I haven't seen the movie yet and if the last few films are any indication, I'll waddle up to my local box office Thursday night and saunter in to a partial capacity auditorium in the land of the multiplex. This movie's relative success will probably result in the announcement of the post-Episode IX movie, currently rumored to be Obi-Wan Kenobi based. Ordinarily this would make me excited since Obi-Wan spent a lot of time on Tatooine and that could make for some great toy possibilities, but the Solo line is kind of a weird one. The Black Series products are really good - figures, vehicles, helmet - but everything else is kind of lacking and less varied. I know there's chatter about the 3 3/4-inch line support dropping, but the diversity in the product offering could be why. What's that? Another Snoke, right when you released another Snoke? No Han Solos? Another Kylo Ren? Bah, humbug.

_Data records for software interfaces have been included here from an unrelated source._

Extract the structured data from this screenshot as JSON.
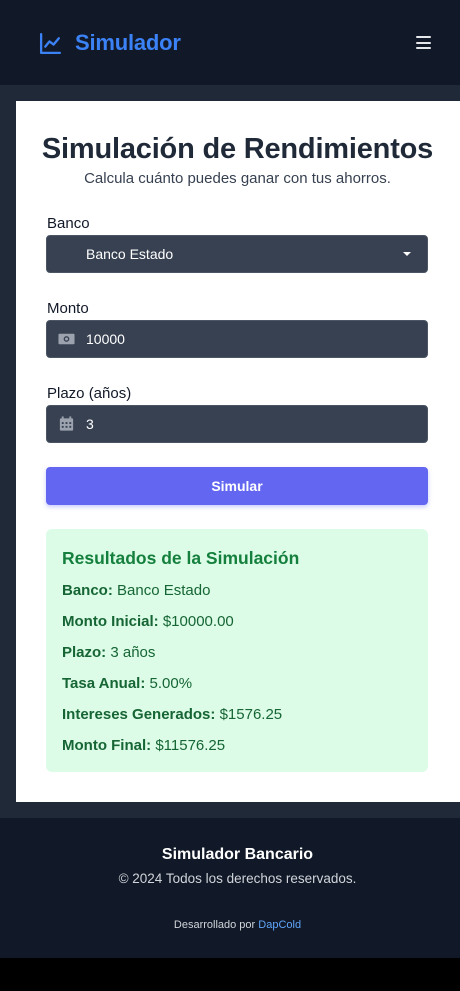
{
  "navbar": {
    "brand": "Simulador",
    "brand_icon": "chart-line-icon",
    "menu_icon": "hamburger-icon",
    "brand_color": "#3b82f6"
  },
  "form": {
    "title": "Simulación de Rendimientos",
    "subtitle": "Calcula cuánto puedes ganar con tus ahorros.",
    "bank_label": "Banco",
    "bank_value": "Banco Estado",
    "amount_label": "Monto",
    "amount_value": "10000",
    "amount_icon": "money-bill-icon",
    "term_label": "Plazo (años)",
    "term_value": "3",
    "term_icon": "calendar-icon",
    "submit_label": "Simular",
    "submit_color": "#6366f1"
  },
  "results": {
    "title": "Resultados de la Simulación",
    "rows": [
      {
        "label": "Banco:",
        "value": "Banco Estado"
      },
      {
        "label": "Monto Inicial:",
        "value": "$10000.00"
      },
      {
        "label": "Plazo:",
        "value": "3 años"
      },
      {
        "label": "Tasa Anual:",
        "value": "5.00%"
      },
      {
        "label": "Intereses Generados:",
        "value": "$1576.25"
      },
      {
        "label": "Monto Final:",
        "value": "$11576.25"
      }
    ],
    "background": "#dcfce7",
    "accent": "#15803d"
  },
  "footer": {
    "title": "Simulador Bancario",
    "copyright": "© 2024 Todos los derechos reservados.",
    "dev_prefix": "Desarrollado por",
    "dev_link": "DapCold"
  }
}
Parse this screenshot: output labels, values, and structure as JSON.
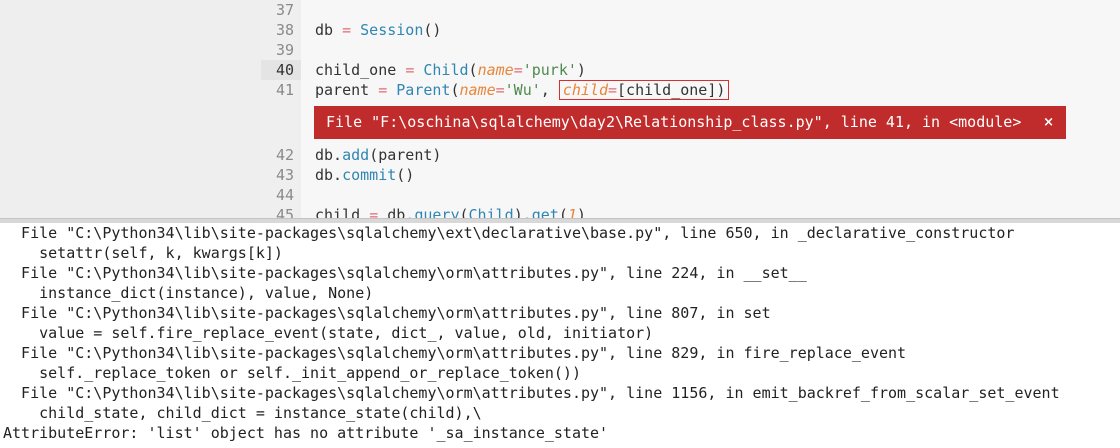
{
  "editor": {
    "lines": [
      {
        "num": "37",
        "segments": []
      },
      {
        "num": "38",
        "segments": [
          {
            "t": "db ",
            "c": ""
          },
          {
            "t": "=",
            "c": "op"
          },
          {
            "t": " ",
            "c": ""
          },
          {
            "t": "Session",
            "c": "cls"
          },
          {
            "t": "()",
            "c": ""
          }
        ]
      },
      {
        "num": "39",
        "segments": []
      },
      {
        "num": "40",
        "segments": [
          {
            "t": "child_one ",
            "c": ""
          },
          {
            "t": "=",
            "c": "op"
          },
          {
            "t": " ",
            "c": ""
          },
          {
            "t": "Child",
            "c": "cls"
          },
          {
            "t": "(",
            "c": ""
          },
          {
            "t": "name",
            "c": "prm"
          },
          {
            "t": "=",
            "c": "op"
          },
          {
            "t": "'purk'",
            "c": "str"
          },
          {
            "t": ")",
            "c": ""
          }
        ],
        "current": true
      },
      {
        "num": "41",
        "segments": [
          {
            "t": "parent ",
            "c": ""
          },
          {
            "t": "=",
            "c": "op"
          },
          {
            "t": " ",
            "c": ""
          },
          {
            "t": "Parent",
            "c": "cls"
          },
          {
            "t": "(",
            "c": ""
          },
          {
            "t": "name",
            "c": "prm"
          },
          {
            "t": "=",
            "c": "op"
          },
          {
            "t": "'Wu'",
            "c": "str"
          },
          {
            "t": ", ",
            "c": ""
          }
        ],
        "boxed": [
          {
            "t": "child",
            "c": "prm"
          },
          {
            "t": "=",
            "c": "op"
          },
          {
            "t": "[child_one])",
            "c": ""
          }
        ]
      },
      {
        "num": "42",
        "segments": [
          {
            "t": "db.",
            "c": ""
          },
          {
            "t": "add",
            "c": "fn"
          },
          {
            "t": "(parent)",
            "c": ""
          }
        ]
      },
      {
        "num": "43",
        "segments": [
          {
            "t": "db.",
            "c": ""
          },
          {
            "t": "commit",
            "c": "fn"
          },
          {
            "t": "()",
            "c": ""
          }
        ]
      },
      {
        "num": "44",
        "segments": []
      },
      {
        "num": "45",
        "segments": [
          {
            "t": "child ",
            "c": ""
          },
          {
            "t": "=",
            "c": "op"
          },
          {
            "t": " db.",
            "c": ""
          },
          {
            "t": "query",
            "c": "fn"
          },
          {
            "t": "(",
            "c": ""
          },
          {
            "t": "Child",
            "c": "cls"
          },
          {
            "t": ").",
            "c": ""
          },
          {
            "t": "get",
            "c": "fn"
          },
          {
            "t": "(",
            "c": ""
          },
          {
            "t": "1",
            "c": "prm"
          },
          {
            "t": ")",
            "c": ""
          }
        ]
      }
    ],
    "error_bar": {
      "text": "File \"F:\\oschina\\sqlalchemy\\day2\\Relationship_class.py\", line 41, in <module>",
      "close_label": "×"
    }
  },
  "console": {
    "lines": [
      "  File \"C:\\Python34\\lib\\site-packages\\sqlalchemy\\ext\\declarative\\base.py\", line 650, in _declarative_constructor",
      "    setattr(self, k, kwargs[k])",
      "  File \"C:\\Python34\\lib\\site-packages\\sqlalchemy\\orm\\attributes.py\", line 224, in __set__",
      "    instance_dict(instance), value, None)",
      "  File \"C:\\Python34\\lib\\site-packages\\sqlalchemy\\orm\\attributes.py\", line 807, in set",
      "    value = self.fire_replace_event(state, dict_, value, old, initiator)",
      "  File \"C:\\Python34\\lib\\site-packages\\sqlalchemy\\orm\\attributes.py\", line 829, in fire_replace_event",
      "    self._replace_token or self._init_append_or_replace_token())",
      "  File \"C:\\Python34\\lib\\site-packages\\sqlalchemy\\orm\\attributes.py\", line 1156, in emit_backref_from_scalar_set_event",
      "    child_state, child_dict = instance_state(child),\\",
      "AttributeError: 'list' object has no attribute '_sa_instance_state'"
    ]
  }
}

I can say Deadpool 2 was pretty good, and if you told me he'd be the star for the go-to date movies for superhero fan adults, I'd have called you a liar. Well played, all parties involved. Except whoever picked out which songs went on the vinyl soundtrack, you done screwed up.

--Adam Pawlus

Got questions? Email me with Q&A in the subject line now! I'll answer your questions as soon as time (or facts) permit.